). The level of replication of rB/HPIV3-G1 in the respiratory tract was similar to, and statistically indistinguishable from, that of the control viruses, BPIV3 and HPIV3. rB/HPIV-F1 replicated to a slightly lower titer than did the other viruses on days 4 and 5. This may be an effect of having this large gene in a promoter-proximal position, an effect of the expression of a second fusogenic protein, or both. In any case, this difference was not statistically significant in comparison with the biological BPIV3 virus, which in previous primate and clinical studies replicated sufficiently well to induce a protective immune response (33
The titer of G-specific or F-specific antibodies induced by the rB/HPIV3-G1 or rB/HPIV3-F1 virus, respectively, was two- to fourfold higher than that induced by wt RSV, and RSV-neutralizing antibody titers induced by B/HPIV3-G1 and -F1 also tended to be higher than those induced by wt RSV. However, since RSV replicated less efficiently in hamsters than did the rB/HPIV3 chimeric viruses, the difference in immunogenicity should be interpreted with caution. It is important to note that the antibody response to rB/HPIV3-G1 or rB/HPIV3-F1 is similar to that induced by RSV in that high RSV glycoprotein-specific ELISA titers are matched by high RSV neutralizing titers, indicating that conformationally correct glycoproteins are expressed. This is fundamentally different from the picture seen following immunization with formalin-inactivated or subunit RSV vaccines, where antibodies with high ELISA titers but low RSV neutralizing activity are induced (16
). Each of the rB/HPIV3 viruses induced a titer of PIV3-specific antibody that was indistinguishable from that of their parent virus, rB/HPIV3, indicating that the presence and expression of the insert antigen did not compromise the immunogenicity of the vector glycoproteins. Consistent with the high RSV- and HPIV3-specific antibody titers, rB/HPIV3-G1 and rB/HPIV3-F1, alone or in combination, induced a level of resistance to challenge with RSV that was indistinguishable from that induced by previous infection with wt RSV. Both viruses also induced a level of resistance to challenge with HPIV3 that was similar to that induced by previous infection with rB/HPIV3.

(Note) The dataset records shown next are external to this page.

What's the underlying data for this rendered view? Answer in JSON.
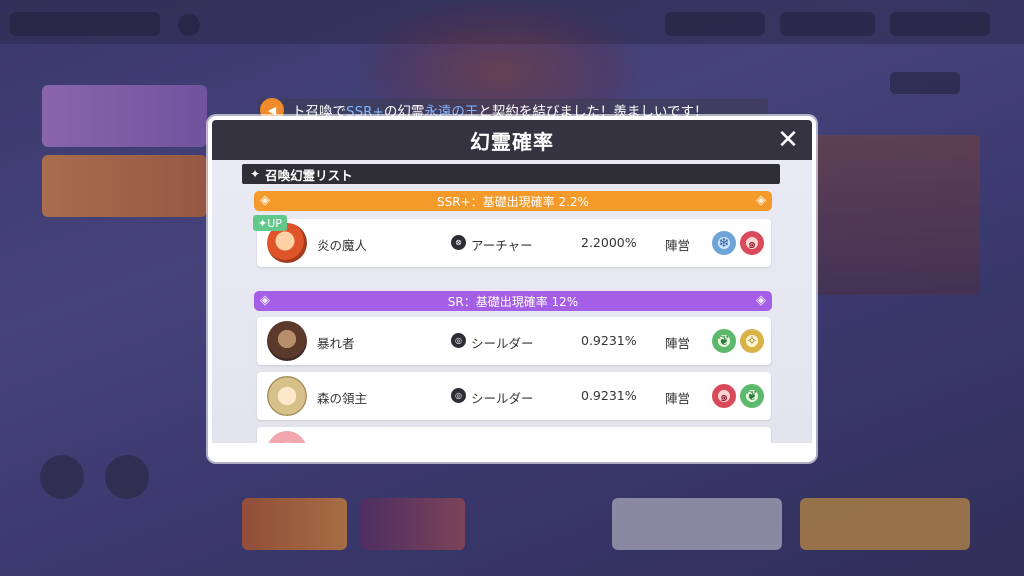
{
  "marquee": {
    "icon": "speaker-icon",
    "text_prefix": "ト召喚で",
    "text_hl1": "SSR+",
    "text_mid": "の幻霊",
    "text_hl2": "永遠の王",
    "text_suffix": "と契約を結びました！羨ましいです！"
  },
  "modal": {
    "title": "幻霊確率",
    "close_symbol": "✕",
    "section_title": "召喚幻霊リスト",
    "section_star": "✦",
    "ssr_band": "SSR+：基礎出現確率 2.2%",
    "sr_band": "SR：基礎出現確率 12%",
    "band_ornament": "◈",
    "rows": [
      {
        "badge": "✦UP",
        "name": "炎の魔人",
        "class_label": "アーチャー",
        "rate": "2.2000%",
        "camp": "陣営",
        "elements": [
          "ice-icon",
          "fire-spiral-icon"
        ]
      },
      {
        "name": "暴れ者",
        "class_label": "シールダー",
        "rate": "0.9231%",
        "camp": "陣営",
        "elements": [
          "leaf-icon",
          "holy-icon"
        ]
      },
      {
        "name": "森の領主",
        "class_label": "シールダー",
        "rate": "0.9231%",
        "camp": "陣営",
        "elements": [
          "fire-spiral-icon",
          "leaf-icon"
        ]
      }
    ]
  },
  "glyphs": {
    "ice": "❄",
    "fire": "๑",
    "leaf": "❦",
    "holy": "✧",
    "archer": "⊗",
    "shield": "◎"
  },
  "colors": {
    "ssr_band": "#f39a2b",
    "sr_band": "#a55ee6",
    "header": "#353340",
    "up_badge": "#62c98a"
  }
}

We anticipate that the expression of RSV G and F from rB/HPIV3 will not be associated with immune-mediated enhanced pathogenicity upon RSV challenge in primates, since this was our experience with vaccinia virus recombinants expressing G or F (21
). In certain inbred strains of mice, dermal immunization with RSV G alone, expressed from a vaccinia virus vector, primed for enhanced disease upon RSV challenge (1

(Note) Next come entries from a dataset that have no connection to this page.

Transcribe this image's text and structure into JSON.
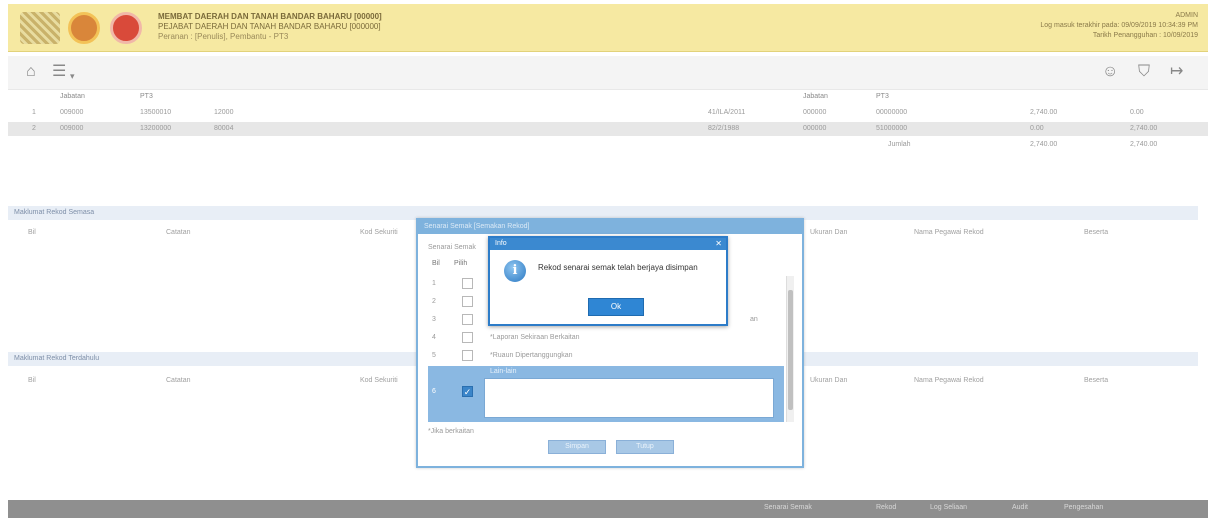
{
  "header": {
    "title_line1": "MEMBAT DAERAH DAN TANAH BANDAR BAHARU [00000]",
    "title_line2": "PEJABAT DAERAH DAN TANAH BANDAR BAHARU [000000]",
    "title_line3": "Peranan : [Penulis], Pembantu - PT3",
    "right_line1": "ADMIN",
    "right_line2": "Log masuk terakhir pada: 09/09/2019 10:34:39 PM",
    "right_line3": "Tarikh Penangguhan : 10/09/2019"
  },
  "toolbar": {
    "home_icon": "home-icon",
    "menu_icon": "menu-icon",
    "right_icons": [
      "user-icon",
      "shield-icon",
      "logout-icon"
    ]
  },
  "top_table": {
    "head_left": [
      "Jabatan",
      "PT3"
    ],
    "head_right": [
      "Jabatan",
      "PT3"
    ],
    "rows": [
      {
        "n": "1",
        "a": "009000",
        "b": "13500010",
        "c": "12000",
        "d": "41/ILA/2011",
        "e": "000000",
        "f": "00000000",
        "g": "2,740.00",
        "h": "0.00"
      },
      {
        "n": "2",
        "a": "009000",
        "b": "13200000",
        "c": "80004",
        "d": "82/2/1988",
        "e": "000000",
        "f": "51000000",
        "g": "0.00",
        "h": "2,740.00"
      }
    ],
    "total_label": "Jumlah",
    "total_debit": "2,740.00",
    "total_credit": "2,740.00"
  },
  "panel1": {
    "title": "Maklumat Rekod Semasa",
    "columns": [
      "Bil",
      "Catatan",
      "Kod Sekuriti",
      "Ukuran Dan",
      "Nama Pegawai Rekod",
      "Beserta"
    ]
  },
  "panel2": {
    "title": "Maklumat Rekod Terdahulu",
    "columns": [
      "Bil",
      "Catatan",
      "Kod Sekuriti",
      "Ukuran Dan",
      "Nama Pegawai Rekod",
      "Beserta"
    ]
  },
  "dialog": {
    "title": "Senarai Semak [Semakan Rekod]",
    "subtitle": "Senarai Semak",
    "head_bil": "Bil",
    "head_pilih": "Pilih",
    "head_p": "P",
    "rows": [
      {
        "n": "1",
        "label": "*"
      },
      {
        "n": "2",
        "label": "*"
      },
      {
        "n": "3",
        "label": "*"
      },
      {
        "n": "4",
        "label": "*Laporan Sekiraan Berkaitan"
      },
      {
        "n": "5",
        "label": "*Ruaun Dipertanggungkan"
      }
    ],
    "row3_suffix": "an",
    "selected": {
      "n": "6",
      "label": "Lain-lain"
    },
    "note": "*Jika berkaitan",
    "btn_save": "Simpan",
    "btn_close": "Tutup"
  },
  "message": {
    "title": "Info",
    "text": "Rekod senarai semak telah berjaya disimpan",
    "ok_label": "Ok",
    "icon": "info-icon"
  },
  "footer": {
    "buttons": [
      "Senarai Semak",
      "Rekod",
      "Log Seliaan",
      "Audit",
      "Pengesahan"
    ]
  }
}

). It is not clear whether this phenomenon is specific to these particular conditions in the mouse model or whether it has wider significance. Since BPIV3 grows poorly in mice, we have not evaluated possible immunopotentiation in that model. However, the possibility of vaccine-specific effects will be carefully evaluated in future studies in primates.

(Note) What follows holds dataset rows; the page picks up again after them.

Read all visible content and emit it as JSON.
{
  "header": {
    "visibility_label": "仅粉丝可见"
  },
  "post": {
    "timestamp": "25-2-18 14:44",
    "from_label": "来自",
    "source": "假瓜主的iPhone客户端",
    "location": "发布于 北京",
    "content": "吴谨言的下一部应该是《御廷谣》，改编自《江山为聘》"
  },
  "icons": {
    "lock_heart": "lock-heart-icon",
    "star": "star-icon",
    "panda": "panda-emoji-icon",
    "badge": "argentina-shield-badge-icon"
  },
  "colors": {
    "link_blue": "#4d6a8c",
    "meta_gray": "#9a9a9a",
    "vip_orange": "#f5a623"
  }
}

In summary, the in vitro and in vivo characteristics of rB/HPIV3-G1 and rB/HPIV3-F1 indicate that these viruses are candidates for a bivalent mucosal vaccine against both RSV and HPIV3. Both viruses, as well as a planned virus expressing both G and F, need further characterization with regard to their level of attenuation and their immunogenicity in primates before clinical studies can be initiated. The lack of internal RSV proteins in rB/HPIV3-G1 and rB/HPIV3-F1, and therefore the loss of several cytotoxic T-lymphocyte epitopes, did not seem to impact the immunogenicity and protective efficacy of these viruses (17
). In consideration of the complex immune response induced by RSV, a vectored approach to developing an RSV vaccine may help to achieve the fine balance between immunogenicity and attenuation that is needed.